Senior U.S. District Judge Alan Bloch Jr. imposed the sentence on Anthony A. Dorsett, 34, who pleaded guilty in 2009 to running what the judge called a "large-scale" drug ring in Linmar supplied from Detroit and other cities.
Mr. Dorsett refused comment yesterday, but he admitted in court previously that he distributed at least 60 kilograms of cocaine and 10 kilograms of crack from 2003, when he got out of the Beaver County Jail, and 2008, when he was indicted.
Court testimony earlier this week revealed that Mr. Dorsett said he had actually sold twice that amount.
He faced 30 years to life because of the quantity of drugs but Judge Bloch chose the lowest sentence.
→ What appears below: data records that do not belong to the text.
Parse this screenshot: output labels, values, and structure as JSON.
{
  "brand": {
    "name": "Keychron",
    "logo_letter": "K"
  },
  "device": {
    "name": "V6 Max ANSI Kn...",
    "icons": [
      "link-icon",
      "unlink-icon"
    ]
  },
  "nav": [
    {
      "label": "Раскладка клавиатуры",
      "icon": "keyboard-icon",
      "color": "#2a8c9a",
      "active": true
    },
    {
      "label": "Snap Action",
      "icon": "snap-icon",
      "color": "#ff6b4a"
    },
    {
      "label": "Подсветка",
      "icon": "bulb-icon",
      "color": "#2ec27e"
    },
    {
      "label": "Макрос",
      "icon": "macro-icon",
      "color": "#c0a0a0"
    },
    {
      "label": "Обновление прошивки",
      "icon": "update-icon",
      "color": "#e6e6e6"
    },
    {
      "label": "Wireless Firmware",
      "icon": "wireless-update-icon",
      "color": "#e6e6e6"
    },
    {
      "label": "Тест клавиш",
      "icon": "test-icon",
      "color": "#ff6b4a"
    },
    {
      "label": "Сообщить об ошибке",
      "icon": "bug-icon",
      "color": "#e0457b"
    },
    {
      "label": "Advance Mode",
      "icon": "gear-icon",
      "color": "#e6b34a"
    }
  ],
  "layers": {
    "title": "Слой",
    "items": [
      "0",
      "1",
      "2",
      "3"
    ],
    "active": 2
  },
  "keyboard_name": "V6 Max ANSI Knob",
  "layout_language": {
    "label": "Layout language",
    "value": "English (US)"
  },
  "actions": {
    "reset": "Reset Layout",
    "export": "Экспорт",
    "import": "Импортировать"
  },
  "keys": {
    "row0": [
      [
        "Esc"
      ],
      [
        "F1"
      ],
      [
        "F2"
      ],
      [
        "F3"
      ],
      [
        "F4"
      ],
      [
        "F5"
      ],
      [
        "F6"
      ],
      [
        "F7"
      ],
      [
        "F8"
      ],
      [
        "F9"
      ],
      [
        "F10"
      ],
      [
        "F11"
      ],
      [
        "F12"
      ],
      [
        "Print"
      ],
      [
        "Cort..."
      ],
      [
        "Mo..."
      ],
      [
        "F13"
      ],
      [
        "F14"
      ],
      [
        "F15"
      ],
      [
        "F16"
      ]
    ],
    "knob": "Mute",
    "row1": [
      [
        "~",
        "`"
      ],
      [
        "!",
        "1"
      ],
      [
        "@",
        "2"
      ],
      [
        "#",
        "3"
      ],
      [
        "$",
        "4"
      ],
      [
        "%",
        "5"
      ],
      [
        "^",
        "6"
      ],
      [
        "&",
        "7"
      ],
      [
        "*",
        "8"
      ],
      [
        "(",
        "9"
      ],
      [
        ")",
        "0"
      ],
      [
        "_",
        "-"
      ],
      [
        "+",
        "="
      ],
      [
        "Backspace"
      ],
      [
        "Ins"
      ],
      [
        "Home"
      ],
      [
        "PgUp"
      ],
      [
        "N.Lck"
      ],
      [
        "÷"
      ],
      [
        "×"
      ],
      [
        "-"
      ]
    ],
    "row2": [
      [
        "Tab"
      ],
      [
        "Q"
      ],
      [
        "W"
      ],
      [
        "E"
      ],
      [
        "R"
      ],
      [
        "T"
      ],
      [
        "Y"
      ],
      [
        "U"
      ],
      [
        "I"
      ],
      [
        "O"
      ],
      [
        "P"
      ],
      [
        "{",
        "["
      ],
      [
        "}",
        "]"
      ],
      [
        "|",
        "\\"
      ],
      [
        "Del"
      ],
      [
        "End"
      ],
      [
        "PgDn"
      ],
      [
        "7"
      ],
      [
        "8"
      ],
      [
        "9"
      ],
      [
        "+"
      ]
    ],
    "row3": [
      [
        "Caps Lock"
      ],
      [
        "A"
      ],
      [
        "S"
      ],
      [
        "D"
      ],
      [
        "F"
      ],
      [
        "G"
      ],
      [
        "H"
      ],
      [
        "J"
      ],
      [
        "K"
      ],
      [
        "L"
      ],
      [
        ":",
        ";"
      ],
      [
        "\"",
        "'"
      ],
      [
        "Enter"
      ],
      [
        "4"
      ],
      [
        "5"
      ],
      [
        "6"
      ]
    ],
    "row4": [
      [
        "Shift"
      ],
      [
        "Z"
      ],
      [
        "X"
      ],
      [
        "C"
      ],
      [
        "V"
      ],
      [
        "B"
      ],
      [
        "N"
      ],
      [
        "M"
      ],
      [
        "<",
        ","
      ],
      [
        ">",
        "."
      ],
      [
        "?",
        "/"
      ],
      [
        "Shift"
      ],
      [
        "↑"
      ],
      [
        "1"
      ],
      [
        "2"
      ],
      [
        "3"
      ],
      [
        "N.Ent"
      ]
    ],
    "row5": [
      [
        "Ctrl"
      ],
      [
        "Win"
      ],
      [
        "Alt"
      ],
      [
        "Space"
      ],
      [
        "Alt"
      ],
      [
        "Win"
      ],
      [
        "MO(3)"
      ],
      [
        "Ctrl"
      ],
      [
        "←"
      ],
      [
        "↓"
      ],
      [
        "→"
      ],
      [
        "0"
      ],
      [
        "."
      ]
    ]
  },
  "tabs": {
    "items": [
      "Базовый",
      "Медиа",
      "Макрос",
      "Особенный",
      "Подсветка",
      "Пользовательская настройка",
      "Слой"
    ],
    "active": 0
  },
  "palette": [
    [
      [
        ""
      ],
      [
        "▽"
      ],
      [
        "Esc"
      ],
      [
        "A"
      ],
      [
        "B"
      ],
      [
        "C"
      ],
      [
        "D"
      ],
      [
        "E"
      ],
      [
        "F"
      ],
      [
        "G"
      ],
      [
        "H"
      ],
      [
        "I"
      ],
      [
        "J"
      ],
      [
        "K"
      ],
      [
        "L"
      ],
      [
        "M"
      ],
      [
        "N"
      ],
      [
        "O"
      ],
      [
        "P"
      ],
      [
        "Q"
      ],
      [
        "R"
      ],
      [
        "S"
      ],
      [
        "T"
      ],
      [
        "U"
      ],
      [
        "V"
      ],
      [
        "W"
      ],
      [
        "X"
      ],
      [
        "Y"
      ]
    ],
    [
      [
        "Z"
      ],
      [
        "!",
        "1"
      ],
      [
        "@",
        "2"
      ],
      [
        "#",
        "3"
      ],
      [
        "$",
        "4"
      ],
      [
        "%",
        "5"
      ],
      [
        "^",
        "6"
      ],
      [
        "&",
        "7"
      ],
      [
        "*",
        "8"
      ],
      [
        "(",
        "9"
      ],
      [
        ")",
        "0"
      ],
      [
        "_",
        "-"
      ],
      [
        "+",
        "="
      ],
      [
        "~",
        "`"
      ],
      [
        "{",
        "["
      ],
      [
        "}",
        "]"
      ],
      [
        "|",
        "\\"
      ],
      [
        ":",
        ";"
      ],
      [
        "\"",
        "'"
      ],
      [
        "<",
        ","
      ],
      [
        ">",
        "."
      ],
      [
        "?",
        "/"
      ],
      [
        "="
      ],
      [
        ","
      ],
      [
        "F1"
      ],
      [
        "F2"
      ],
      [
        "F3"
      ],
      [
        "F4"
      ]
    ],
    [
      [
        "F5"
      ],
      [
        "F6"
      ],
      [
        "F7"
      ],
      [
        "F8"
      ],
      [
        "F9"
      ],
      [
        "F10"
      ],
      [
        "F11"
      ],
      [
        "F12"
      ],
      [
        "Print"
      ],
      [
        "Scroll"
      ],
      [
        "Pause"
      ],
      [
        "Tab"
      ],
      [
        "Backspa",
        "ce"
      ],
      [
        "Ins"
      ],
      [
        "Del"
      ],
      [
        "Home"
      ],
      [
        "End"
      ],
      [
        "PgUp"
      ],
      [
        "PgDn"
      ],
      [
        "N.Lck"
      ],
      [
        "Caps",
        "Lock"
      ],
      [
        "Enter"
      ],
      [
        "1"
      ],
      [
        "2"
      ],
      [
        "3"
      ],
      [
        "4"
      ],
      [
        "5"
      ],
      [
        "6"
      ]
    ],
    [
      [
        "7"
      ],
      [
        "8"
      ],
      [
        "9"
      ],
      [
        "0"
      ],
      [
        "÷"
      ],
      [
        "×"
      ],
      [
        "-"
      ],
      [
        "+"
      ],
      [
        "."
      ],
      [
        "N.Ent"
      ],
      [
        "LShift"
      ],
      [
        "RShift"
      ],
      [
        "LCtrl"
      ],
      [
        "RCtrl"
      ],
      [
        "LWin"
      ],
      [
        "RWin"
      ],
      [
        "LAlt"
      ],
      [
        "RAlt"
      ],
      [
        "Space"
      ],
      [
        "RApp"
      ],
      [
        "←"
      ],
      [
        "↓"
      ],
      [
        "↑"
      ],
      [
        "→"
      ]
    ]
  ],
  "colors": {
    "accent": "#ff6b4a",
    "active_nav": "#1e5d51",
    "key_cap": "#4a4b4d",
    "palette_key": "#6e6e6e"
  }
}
In addition to the prison term, Mr. Dorsett forfeited numerous properties bought with drug proceeds, although the judge waived an $8 million fine.
The U.S. attorney's office would not comment, nor would Mr. Dorsett's lawyer, but prosecutors are expected to file a "substantial assistance" motion asking Judge Bloch to reduce the sentence as a reward for his cooperation. Such motions are typically filed within a year of sentencing.
Mr. Dorsett, nephew of Dallas Cowboys Hall of Famer Tony Dorsett, has already testified in federal court and on Tuesday fingered three imprisoned ring members for the slaying of Jordan Cain, 20, on Oct. 21, 2006.
At a preliminary hearing, Mr. Dorsett said his top lieutenant, Billy Love Dawkins Jr., Billy's brother Travon Dawkins and a third man, Rhett Spears, told him that they used an AK-47 and a 9mm pistol to spray a makeshift Gregory Street music studio with at least 30 rounds, killing Mr. Cain as he sat in a chair.
All three had previously pleaded guilty in the drug case and are now awaiting trial in the murder.
The motive for the shooting, according to testimony, was a feud between Mr. Dorsett's Linmar gang and a rival gang from nearby Griffith Heights. Mr. Cain was from Griffith Heights but was not involved in any criminal activity, police said.
The accused gunmen had been indicted three years ago long with Mr. Dorsett and nine others as part of "Operation Enough is Enough," a federal and state investigation spearheaded by TFO Michael Warfield, a Pennsylvania State Police Trooper who is assigned to a federal drug task force with the Pittsburgh District Office of the Drug Enforcement Administration.